## Problem description
Filter the entries that follow, copying every line in which the word "name" appears.

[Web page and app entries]
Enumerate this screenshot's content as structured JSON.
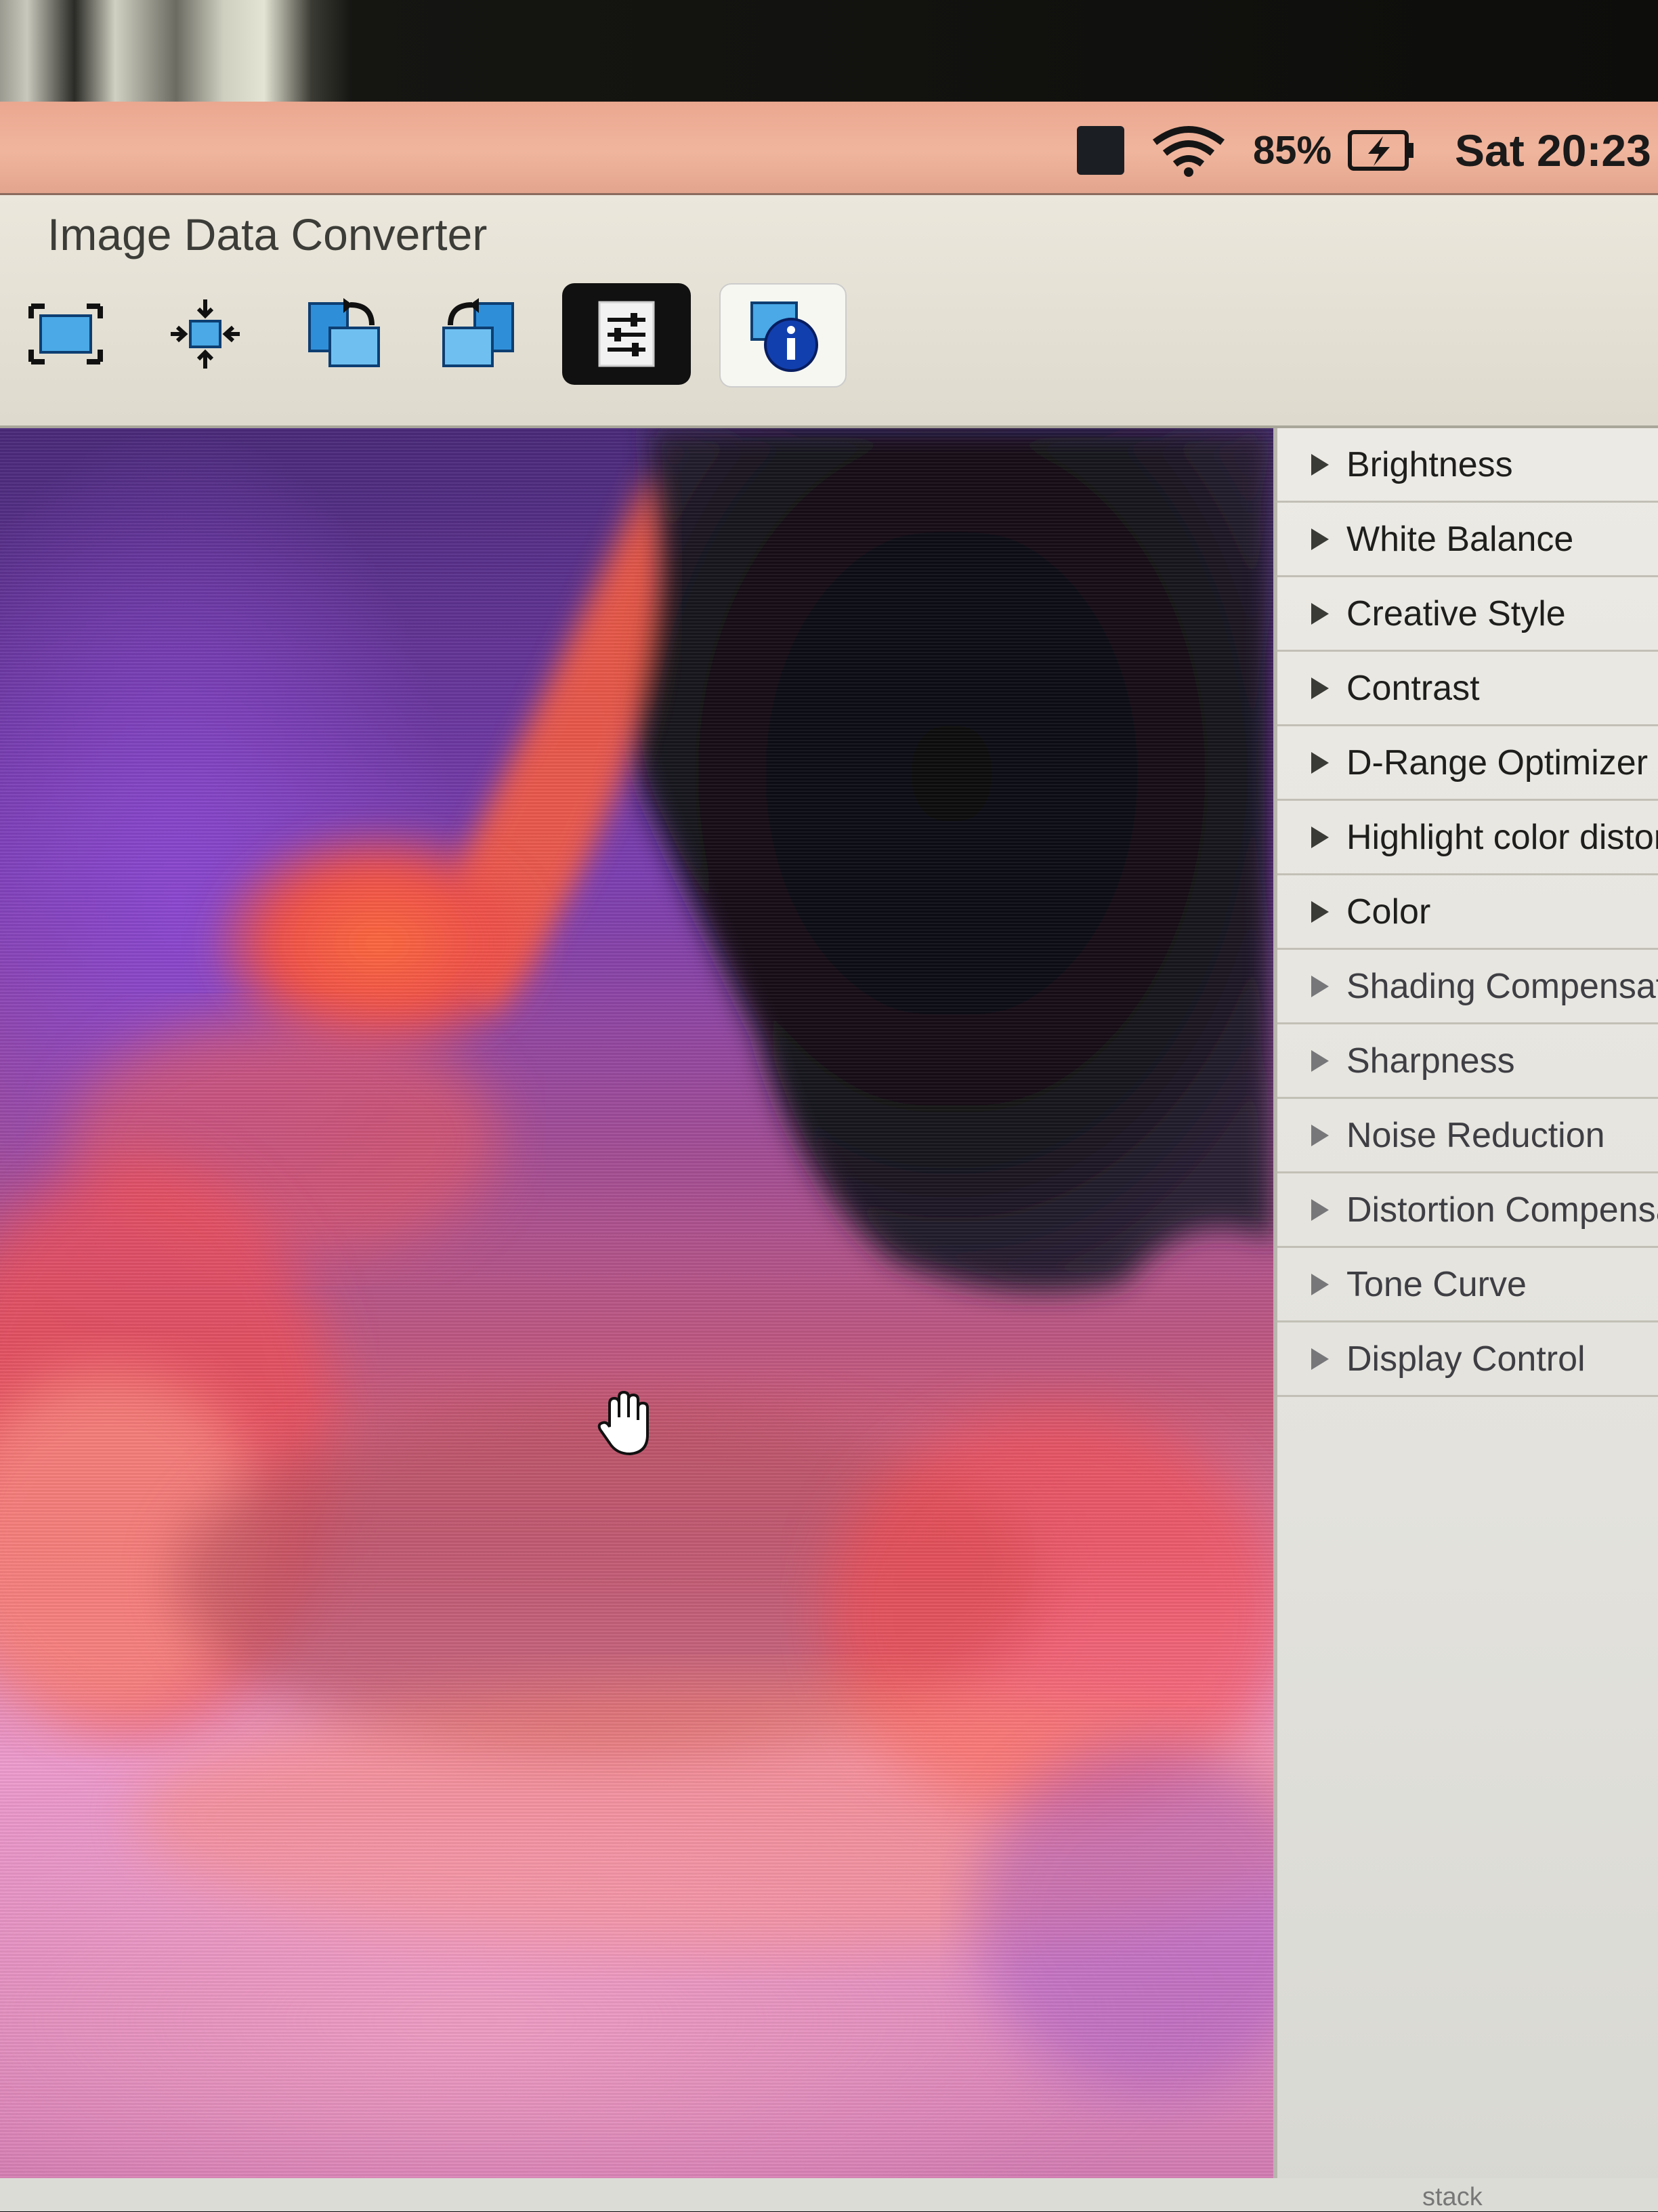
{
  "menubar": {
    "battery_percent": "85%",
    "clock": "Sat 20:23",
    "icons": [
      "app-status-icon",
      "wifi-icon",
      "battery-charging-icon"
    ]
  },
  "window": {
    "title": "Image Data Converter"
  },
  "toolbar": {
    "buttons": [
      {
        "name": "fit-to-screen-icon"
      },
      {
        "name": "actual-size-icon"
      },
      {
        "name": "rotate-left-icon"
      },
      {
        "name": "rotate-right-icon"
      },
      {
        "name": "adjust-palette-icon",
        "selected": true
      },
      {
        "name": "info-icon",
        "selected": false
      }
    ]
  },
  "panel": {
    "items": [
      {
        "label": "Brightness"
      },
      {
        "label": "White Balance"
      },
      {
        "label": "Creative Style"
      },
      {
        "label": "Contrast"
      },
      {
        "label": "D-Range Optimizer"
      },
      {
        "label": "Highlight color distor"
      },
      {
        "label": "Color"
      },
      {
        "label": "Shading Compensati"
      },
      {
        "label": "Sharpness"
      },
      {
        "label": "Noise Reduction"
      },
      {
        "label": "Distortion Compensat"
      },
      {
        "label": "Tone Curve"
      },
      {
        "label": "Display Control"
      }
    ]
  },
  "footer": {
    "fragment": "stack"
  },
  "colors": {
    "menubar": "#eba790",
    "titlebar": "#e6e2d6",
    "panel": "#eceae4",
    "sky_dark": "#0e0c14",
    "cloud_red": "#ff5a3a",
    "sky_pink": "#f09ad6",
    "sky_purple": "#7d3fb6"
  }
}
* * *
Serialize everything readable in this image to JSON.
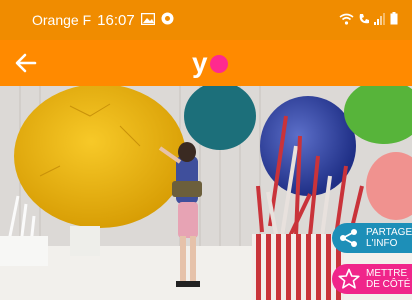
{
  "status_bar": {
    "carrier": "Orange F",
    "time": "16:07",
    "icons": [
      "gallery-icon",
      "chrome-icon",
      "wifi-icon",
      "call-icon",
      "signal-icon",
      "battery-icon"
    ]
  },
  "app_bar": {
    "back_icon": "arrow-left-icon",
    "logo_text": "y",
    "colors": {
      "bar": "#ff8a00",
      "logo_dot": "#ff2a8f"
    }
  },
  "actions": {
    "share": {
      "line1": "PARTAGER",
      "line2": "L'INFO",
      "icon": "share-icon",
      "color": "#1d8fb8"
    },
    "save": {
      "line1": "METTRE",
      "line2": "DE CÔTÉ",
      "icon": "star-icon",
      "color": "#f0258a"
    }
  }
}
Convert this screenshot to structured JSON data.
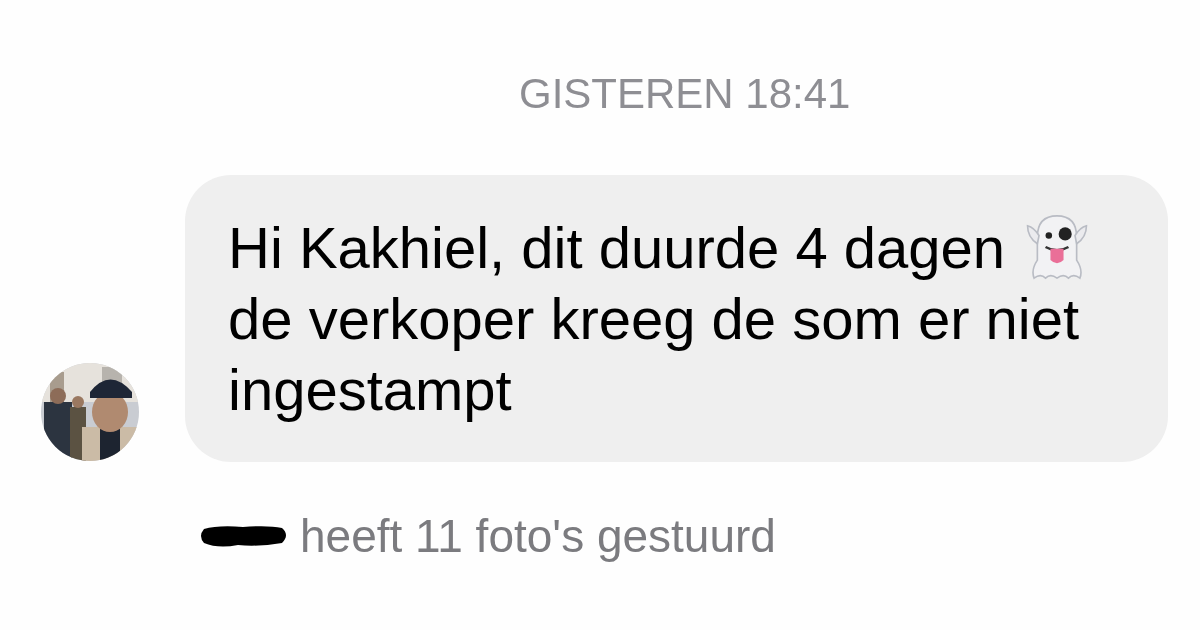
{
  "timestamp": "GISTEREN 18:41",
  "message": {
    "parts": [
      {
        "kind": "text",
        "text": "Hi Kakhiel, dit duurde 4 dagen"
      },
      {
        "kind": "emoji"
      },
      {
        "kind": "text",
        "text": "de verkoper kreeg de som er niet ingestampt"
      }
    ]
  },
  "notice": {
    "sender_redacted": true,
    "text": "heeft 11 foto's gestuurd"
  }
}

## Solution
        "name": "fit-to-screen-icon"
        "name": "actual-size-icon"
        "name": "rotate-left-icon"
        "name": "rotate-right-icon"
        "name": "adjust-palette-icon",
        "name": "info-icon",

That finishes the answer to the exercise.